Individual artistic expression is a powerful tool for young people to process their thoughts and emotions in what should be a safe, inclusive and nonjudgmental space. We see it play out in our CREATE classrooms every day. Every unique artwork tells a story that is authentic and meaningful to the artist, from their choice of paintbrush or sculpting tool, to their artistic vision brought to life on canvas.  The artistic process engages young brains to gain insights about self and make forward progress in developing a positive self of self and belonging. It’s not about becoming the next Picasso (although the visual arts makes all things possible!). It’s as much about the journey as the finished product.  

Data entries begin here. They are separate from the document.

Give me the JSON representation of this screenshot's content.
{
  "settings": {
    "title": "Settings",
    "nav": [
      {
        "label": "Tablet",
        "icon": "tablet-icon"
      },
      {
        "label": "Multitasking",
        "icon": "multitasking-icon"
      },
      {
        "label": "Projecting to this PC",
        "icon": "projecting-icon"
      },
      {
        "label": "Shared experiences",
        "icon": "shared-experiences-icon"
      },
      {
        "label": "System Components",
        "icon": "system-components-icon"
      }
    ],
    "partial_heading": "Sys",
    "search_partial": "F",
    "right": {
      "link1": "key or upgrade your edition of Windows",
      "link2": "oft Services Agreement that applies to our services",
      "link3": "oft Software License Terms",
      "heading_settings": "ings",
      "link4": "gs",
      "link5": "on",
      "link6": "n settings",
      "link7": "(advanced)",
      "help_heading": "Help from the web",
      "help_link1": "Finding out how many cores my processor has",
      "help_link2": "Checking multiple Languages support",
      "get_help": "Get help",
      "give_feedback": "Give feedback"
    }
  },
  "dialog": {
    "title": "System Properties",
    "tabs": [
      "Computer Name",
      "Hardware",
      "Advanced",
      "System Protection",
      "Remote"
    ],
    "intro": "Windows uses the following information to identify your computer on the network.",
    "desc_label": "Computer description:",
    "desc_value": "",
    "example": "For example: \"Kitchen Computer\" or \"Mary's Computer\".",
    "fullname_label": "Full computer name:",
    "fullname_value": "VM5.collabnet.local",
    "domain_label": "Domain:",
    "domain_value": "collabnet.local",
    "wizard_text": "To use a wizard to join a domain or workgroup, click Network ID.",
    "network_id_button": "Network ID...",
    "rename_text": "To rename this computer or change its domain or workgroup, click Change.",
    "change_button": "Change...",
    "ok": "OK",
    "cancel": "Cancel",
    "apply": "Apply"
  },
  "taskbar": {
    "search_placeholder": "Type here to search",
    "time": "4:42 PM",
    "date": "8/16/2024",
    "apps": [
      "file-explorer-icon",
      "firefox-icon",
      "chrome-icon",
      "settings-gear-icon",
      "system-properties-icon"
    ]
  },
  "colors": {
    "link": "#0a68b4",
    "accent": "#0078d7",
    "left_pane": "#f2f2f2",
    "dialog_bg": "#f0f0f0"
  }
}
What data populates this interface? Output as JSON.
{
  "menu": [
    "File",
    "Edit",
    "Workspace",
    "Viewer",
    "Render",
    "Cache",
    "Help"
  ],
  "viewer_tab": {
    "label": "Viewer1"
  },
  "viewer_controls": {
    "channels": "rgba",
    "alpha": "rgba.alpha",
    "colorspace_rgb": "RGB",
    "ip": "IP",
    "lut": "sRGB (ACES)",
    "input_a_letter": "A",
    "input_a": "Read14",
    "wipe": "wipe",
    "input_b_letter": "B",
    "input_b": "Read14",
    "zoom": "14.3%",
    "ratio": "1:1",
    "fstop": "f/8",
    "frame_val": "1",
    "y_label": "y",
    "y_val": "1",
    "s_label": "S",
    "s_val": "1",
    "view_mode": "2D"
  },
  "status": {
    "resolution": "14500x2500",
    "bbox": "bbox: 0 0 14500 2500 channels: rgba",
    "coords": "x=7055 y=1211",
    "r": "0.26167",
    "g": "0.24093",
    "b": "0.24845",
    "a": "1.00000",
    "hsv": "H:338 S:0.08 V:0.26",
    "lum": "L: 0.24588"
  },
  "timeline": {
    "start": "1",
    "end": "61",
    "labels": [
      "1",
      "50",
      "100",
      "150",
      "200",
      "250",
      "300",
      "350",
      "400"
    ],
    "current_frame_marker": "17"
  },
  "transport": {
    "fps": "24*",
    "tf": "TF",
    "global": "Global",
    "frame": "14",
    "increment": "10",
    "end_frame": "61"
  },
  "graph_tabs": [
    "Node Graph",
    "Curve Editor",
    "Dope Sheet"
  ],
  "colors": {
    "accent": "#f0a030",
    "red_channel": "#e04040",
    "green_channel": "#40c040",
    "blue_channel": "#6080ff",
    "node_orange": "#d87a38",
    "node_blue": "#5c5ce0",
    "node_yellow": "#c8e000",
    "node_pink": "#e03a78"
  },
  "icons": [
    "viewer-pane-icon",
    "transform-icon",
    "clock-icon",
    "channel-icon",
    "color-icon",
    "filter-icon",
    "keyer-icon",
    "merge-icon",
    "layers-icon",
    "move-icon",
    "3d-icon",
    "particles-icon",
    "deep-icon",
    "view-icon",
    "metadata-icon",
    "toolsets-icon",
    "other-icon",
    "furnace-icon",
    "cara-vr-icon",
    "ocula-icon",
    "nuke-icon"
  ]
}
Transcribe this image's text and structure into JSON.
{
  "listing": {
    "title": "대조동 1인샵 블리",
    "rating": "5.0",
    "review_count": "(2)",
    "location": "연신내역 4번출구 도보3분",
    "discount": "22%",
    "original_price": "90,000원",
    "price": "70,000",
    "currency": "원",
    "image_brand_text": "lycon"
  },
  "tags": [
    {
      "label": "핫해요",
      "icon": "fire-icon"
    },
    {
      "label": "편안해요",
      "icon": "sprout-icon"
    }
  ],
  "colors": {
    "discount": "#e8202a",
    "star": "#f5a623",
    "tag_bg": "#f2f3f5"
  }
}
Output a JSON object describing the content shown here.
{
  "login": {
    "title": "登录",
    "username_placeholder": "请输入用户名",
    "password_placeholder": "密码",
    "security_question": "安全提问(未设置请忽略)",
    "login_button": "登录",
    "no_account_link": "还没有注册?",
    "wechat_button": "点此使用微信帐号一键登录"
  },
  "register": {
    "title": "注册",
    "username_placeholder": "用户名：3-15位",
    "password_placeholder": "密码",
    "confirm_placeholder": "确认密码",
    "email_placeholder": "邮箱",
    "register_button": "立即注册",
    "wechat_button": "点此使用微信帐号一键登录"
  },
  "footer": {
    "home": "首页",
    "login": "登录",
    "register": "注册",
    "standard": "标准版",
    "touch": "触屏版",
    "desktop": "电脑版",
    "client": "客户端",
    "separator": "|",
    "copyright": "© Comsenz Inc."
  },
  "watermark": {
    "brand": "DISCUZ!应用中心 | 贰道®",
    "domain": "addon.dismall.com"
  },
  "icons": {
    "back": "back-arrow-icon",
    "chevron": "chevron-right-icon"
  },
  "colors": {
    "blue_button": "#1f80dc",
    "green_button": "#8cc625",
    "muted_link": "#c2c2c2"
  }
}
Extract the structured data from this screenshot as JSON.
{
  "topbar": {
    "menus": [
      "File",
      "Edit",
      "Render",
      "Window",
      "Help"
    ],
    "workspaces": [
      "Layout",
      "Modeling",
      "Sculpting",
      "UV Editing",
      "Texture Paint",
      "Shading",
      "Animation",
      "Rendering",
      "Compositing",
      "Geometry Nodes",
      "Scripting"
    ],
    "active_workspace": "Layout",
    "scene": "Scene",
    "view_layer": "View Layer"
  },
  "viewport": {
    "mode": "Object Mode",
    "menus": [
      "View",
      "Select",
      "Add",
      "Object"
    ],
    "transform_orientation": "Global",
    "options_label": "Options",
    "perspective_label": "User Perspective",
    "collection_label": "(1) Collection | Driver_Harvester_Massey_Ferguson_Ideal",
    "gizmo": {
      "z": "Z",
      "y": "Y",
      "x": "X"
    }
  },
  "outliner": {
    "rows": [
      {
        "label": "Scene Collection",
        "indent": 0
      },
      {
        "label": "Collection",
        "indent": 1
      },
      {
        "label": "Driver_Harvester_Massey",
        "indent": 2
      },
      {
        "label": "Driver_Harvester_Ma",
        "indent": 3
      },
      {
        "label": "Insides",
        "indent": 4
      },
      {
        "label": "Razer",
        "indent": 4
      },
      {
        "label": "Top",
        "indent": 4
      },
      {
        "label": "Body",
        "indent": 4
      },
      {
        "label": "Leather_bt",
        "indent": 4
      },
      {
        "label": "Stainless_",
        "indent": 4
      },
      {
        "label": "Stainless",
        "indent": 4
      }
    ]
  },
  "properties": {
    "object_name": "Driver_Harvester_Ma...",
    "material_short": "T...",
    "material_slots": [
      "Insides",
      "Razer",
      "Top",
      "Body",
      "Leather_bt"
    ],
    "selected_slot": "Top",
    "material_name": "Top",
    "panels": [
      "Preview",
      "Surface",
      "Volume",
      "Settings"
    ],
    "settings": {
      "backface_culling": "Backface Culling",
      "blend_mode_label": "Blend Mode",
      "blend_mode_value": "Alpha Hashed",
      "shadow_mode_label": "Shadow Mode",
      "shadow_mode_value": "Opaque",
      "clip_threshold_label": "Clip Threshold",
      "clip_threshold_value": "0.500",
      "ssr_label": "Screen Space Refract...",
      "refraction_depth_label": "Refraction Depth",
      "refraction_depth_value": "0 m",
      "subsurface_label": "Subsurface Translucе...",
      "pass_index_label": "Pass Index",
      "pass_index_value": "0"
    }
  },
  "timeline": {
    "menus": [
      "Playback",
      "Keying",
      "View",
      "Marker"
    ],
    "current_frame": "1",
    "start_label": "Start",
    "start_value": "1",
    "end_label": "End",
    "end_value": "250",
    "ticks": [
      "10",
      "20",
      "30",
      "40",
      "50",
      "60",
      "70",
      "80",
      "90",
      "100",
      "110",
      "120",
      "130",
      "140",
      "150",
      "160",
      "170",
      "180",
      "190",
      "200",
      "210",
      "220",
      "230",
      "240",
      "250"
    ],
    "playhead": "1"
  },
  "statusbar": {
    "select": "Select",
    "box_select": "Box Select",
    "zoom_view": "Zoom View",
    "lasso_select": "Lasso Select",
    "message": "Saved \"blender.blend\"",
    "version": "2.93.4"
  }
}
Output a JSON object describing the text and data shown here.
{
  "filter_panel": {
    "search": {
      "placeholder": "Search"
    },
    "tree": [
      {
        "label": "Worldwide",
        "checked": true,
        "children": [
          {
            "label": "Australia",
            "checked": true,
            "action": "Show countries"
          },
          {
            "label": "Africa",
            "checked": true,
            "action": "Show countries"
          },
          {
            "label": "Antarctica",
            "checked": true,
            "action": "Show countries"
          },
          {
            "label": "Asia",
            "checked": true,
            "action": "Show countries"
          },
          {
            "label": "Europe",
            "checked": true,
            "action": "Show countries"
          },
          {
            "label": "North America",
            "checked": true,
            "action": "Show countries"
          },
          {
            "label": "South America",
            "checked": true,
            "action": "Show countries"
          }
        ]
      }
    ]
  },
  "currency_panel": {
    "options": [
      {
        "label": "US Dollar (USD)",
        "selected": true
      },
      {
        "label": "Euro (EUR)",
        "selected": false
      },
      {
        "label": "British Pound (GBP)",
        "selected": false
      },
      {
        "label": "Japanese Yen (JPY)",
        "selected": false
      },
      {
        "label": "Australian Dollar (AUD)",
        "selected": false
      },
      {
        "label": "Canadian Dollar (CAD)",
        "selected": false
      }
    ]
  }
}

Adolescence is a challenging time when teens experience physical, psychological and cognitive changes. Every adult has memories of their own adolescent struggle to develop their sense of self and belonging, to their family, peers and community. This stage of development is encompassing, painful, exciting, frightening and exhilarating! So many of us parents have experienced that (sometimes painful) phase where our kids pull away from us in their all too hurry to grow up! Often leading to conflict and tension. That it’s a normal part of adolescent development doesn’t make it any less challenging for parents! 


Creative Youth Development (CYD) programs provide learning opportunities for youth and develop life skills such as: self-control, awareness, reflection, responsibility.  Art Education Programs with a strong CYD approach typically incorporate opportunities for youth to work together on collaborative art work such as murals or other large-scale mediums. Through this creative group work youth constantly practice their social skills. They make decisions in groups regarding artistic choices (such as theme and subject, medium, composition, color) and work together on the art making process through which they learn communication skills, conflict resolution and leadership skills. 

Creative Youth Development provides positive experience, sense of competency and experience of success. In programs that involve exhibitions of final artwork, these positive outcomes are reinforced by the positive recognition from the audience and help build self-confidence and sense of self.  This is why CREATE provides free and reduced fee art education programs for young learners from low-income households, for whom cost is a barrier to participation. For students struggling in school due to social and cultural differences, marginalization process, learning disabilities and other non-hegemony characteristics, access to the visual arts not only helps boost their social and academic skills (language and literacy skills as an example), but also gives them an opportunity to share their perspective, to discover their “voice” and to experience success. Key to any CYD program are racial equity and social justice.  


In 2005, CREATE launched a pilot program called smARTkids, aimed at level the playing field for struggling young students to access the many cognitive, social and academic benefits of the visual arts by providing smARTkids free to students from low-income families. A typical smARTkids student is an English learner from a traditionally marginalized community, who struggles with language and literacy skills, is Free and Reduced Meal (FARM) eligible.  Today, smARTkids is a model for success, impacting thousands of students from 16 local Montgomery County, MD schools. 


The smARTkids curriculum was designed by CREATE’s experienced art therapists and art educators with the goal of helping students express themselves through success-oriented activities that teach literacy, critical thinking and social skills.

●          Each class includes a healthy snack, story-time and journaling with drawing and writing and following group art instruction, students work on art projects, completing at least four throughout each 8 to 10-week semester

●          Improve literacy through projects that include art, writing and reading, such as journaling with drawing and writing; storytelling through cartooning; making puppets and writing puppet shows

●          Improve social skills and peer relationships through facilitated discussions in the context of the students’ art projects

●          Enrich students’ after school life through a high-quality enrichment program

●          Provide additional adult-student engagement in small groups

●          Increase creativity and enjoyment of art

●          Engage families by including them in student art shows where students’ display and discuss their work, gaining positive recognition for their efforts


●          Students in the smARTkids Program have shown an improved attitude toward school, learning and themselves, and gained confidence to engage more in classroom activities

●          Less absenteeism and less conflict with peers and teachers

●          Teachers and parents report that students participating in smARTkids have less disruptive behavior at school and home, have increased attention span and an improved attendance at school

CREATE hopes to expand the number of schools participating in our smARTkids program in Fall 2022, but the demand for the program currently exceeds our budget.  That said, we are committed to securing funds to expand to at least two new schools this Fall.  

                                                                                    Authored by CREATE Staff